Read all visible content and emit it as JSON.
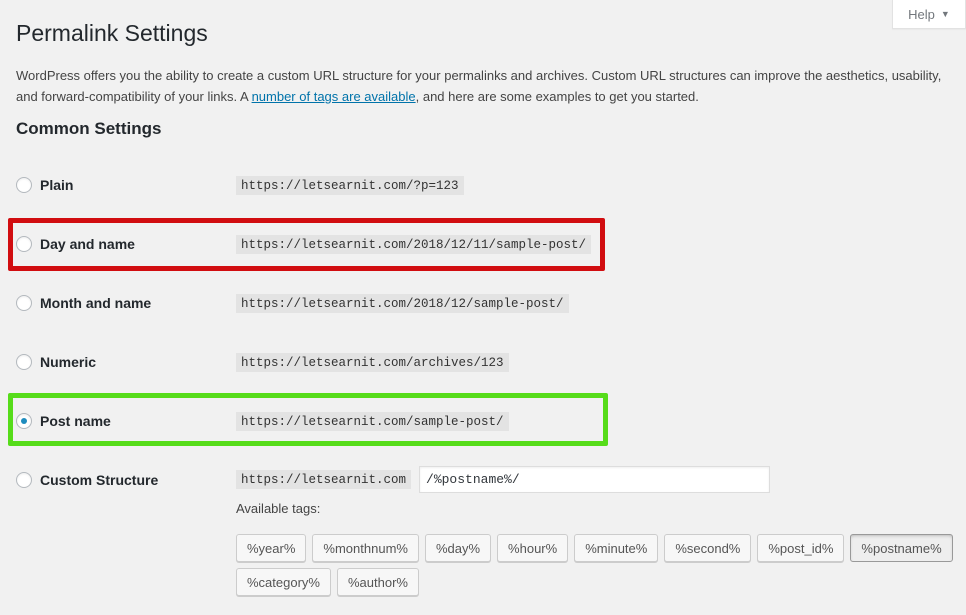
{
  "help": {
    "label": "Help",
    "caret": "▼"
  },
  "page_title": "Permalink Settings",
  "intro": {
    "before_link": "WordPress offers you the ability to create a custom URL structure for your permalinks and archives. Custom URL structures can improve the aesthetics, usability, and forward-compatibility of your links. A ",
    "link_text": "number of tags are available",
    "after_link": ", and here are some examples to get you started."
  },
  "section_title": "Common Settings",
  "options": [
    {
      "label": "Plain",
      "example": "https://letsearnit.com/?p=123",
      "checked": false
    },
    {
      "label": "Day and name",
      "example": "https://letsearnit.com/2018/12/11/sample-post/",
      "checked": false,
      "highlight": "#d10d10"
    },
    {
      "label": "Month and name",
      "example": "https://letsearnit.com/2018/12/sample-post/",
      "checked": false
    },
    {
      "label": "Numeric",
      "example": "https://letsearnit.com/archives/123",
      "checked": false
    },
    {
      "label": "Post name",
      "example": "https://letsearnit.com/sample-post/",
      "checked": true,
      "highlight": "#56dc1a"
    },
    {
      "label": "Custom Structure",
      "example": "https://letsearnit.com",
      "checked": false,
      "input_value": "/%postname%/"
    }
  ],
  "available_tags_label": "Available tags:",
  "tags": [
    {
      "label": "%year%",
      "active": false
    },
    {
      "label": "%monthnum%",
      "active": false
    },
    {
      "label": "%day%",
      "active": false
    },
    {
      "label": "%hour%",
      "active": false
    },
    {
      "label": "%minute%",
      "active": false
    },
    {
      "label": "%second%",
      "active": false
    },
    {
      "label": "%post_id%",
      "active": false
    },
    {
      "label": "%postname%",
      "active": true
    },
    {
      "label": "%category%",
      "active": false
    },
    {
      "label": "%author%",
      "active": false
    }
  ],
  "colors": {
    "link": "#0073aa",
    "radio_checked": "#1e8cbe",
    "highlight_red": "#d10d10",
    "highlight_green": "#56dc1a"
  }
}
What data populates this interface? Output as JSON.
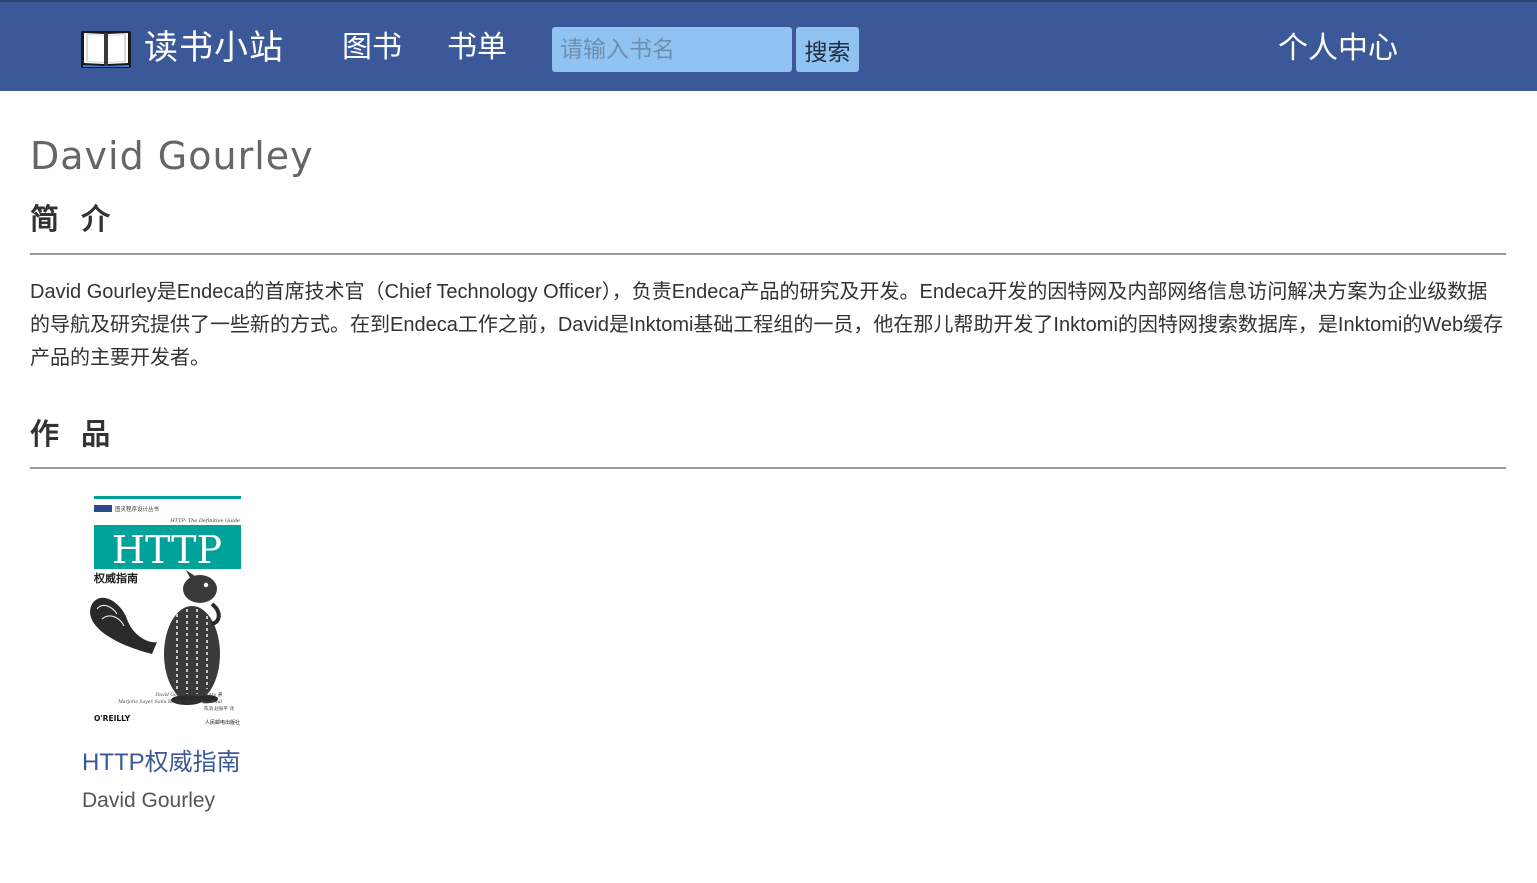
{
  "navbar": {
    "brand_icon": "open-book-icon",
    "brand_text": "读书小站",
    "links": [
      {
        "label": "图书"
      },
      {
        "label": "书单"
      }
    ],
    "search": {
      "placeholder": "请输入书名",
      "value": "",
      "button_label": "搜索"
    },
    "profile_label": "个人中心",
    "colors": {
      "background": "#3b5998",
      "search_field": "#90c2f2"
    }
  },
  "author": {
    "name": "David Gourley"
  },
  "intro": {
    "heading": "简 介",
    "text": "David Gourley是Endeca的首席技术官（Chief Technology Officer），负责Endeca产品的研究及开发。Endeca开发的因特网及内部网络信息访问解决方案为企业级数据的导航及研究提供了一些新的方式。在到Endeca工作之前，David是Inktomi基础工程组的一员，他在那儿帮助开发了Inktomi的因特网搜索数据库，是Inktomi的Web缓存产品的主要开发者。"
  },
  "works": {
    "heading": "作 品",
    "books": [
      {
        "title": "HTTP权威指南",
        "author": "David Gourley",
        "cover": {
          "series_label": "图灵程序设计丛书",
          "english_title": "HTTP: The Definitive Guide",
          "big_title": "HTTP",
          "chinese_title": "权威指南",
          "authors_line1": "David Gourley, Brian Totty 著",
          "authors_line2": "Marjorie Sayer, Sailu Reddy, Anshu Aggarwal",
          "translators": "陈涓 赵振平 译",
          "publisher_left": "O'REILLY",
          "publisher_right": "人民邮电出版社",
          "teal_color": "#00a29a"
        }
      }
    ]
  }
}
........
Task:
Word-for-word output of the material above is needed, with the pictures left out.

Result of the task:
Read all visible content and emit it as JSON.
{
  "help": {
    "label": "Help",
    "caret": "▼"
  },
  "page_title": "Permalink Settings",
  "intro": {
    "before_link": "WordPress offers you the ability to create a custom URL structure for your permalinks and archives. Custom URL structures can improve the aesthetics, usability, and forward-compatibility of your links. A ",
    "link_text": "number of tags are available",
    "after_link": ", and here are some examples to get you started."
  },
  "section_title": "Common Settings",
  "options": [
    {
      "label": "Plain",
      "example": "https://letsearnit.com/?p=123",
      "checked": false
    },
    {
      "label": "Day and name",
      "example": "https://letsearnit.com/2018/12/11/sample-post/",
      "checked": false,
      "highlight": "#d10d10"
    },
    {
      "label": "Month and name",
      "example": "https://letsearnit.com/2018/12/sample-post/",
      "checked": false
    },
    {
      "label": "Numeric",
      "example": "https://letsearnit.com/archives/123",
      "checked": false
    },
    {
      "label": "Post name",
      "example": "https://letsearnit.com/sample-post/",
      "checked": true,
      "highlight": "#56dc1a"
    },
    {
      "label": "Custom Structure",
      "example": "https://letsearnit.com",
      "checked": false,
      "input_value": "/%postname%/"
    }
  ],
  "available_tags_label": "Available tags:",
  "tags": [
    {
      "label": "%year%",
      "active": false
    },
    {
      "label": "%monthnum%",
      "active": false
    },
    {
      "label": "%day%",
      "active": false
    },
    {
      "label": "%hour%",
      "active": false
    },
    {
      "label": "%minute%",
      "active": false
    },
    {
      "label": "%second%",
      "active": false
    },
    {
      "label": "%post_id%",
      "active": false
    },
    {
      "label": "%postname%",
      "active": true
    },
    {
      "label": "%category%",
      "active": false
    },
    {
      "label": "%author%",
      "active": false
    }
  ],
  "colors": {
    "link": "#0073aa",
    "radio_checked": "#1e8cbe",
    "highlight_red": "#d10d10",
    "highlight_green": "#56dc1a"
  }
}
What data populates this interface? Output as JSON.
{
  "navbar": {
    "brand_icon": "open-book-icon",
    "brand_text": "读书小站",
    "links": [
      {
        "label": "图书"
      },
      {
        "label": "书单"
      }
    ],
    "search": {
      "placeholder": "请输入书名",
      "value": "",
      "button_label": "搜索"
    },
    "profile_label": "个人中心",
    "colors": {
      "background": "#3b5998",
      "search_field": "#90c2f2"
    }
  },
  "author": {
    "name": "David Gourley"
  },
  "intro": {
    "heading": "简 介",
    "text": "David Gourley是Endeca的首席技术官（Chief Technology Officer），负责Endeca产品的研究及开发。Endeca开发的因特网及内部网络信息访问解决方案为企业级数据的导航及研究提供了一些新的方式。在到Endeca工作之前，David是Inktomi基础工程组的一员，他在那儿帮助开发了Inktomi的因特网搜索数据库，是Inktomi的Web缓存产品的主要开发者。"
  },
  "works": {
    "heading": "作 品",
    "books": [
      {
        "title": "HTTP权威指南",
        "author": "David Gourley",
        "cover": {
          "series_label": "图灵程序设计丛书",
          "english_title": "HTTP: The Definitive Guide",
          "big_title": "HTTP",
          "chinese_title": "权威指南",
          "authors_line1": "David Gourley, Brian Totty 著",
          "authors_line2": "Marjorie Sayer, Sailu Reddy, Anshu Aggarwal",
          "translators": "陈涓 赵振平 译",
          "publisher_left": "O'REILLY",
          "publisher_right": "人民邮电出版社",
          "teal_color": "#00a29a"
        }
      }
    ]
  }
}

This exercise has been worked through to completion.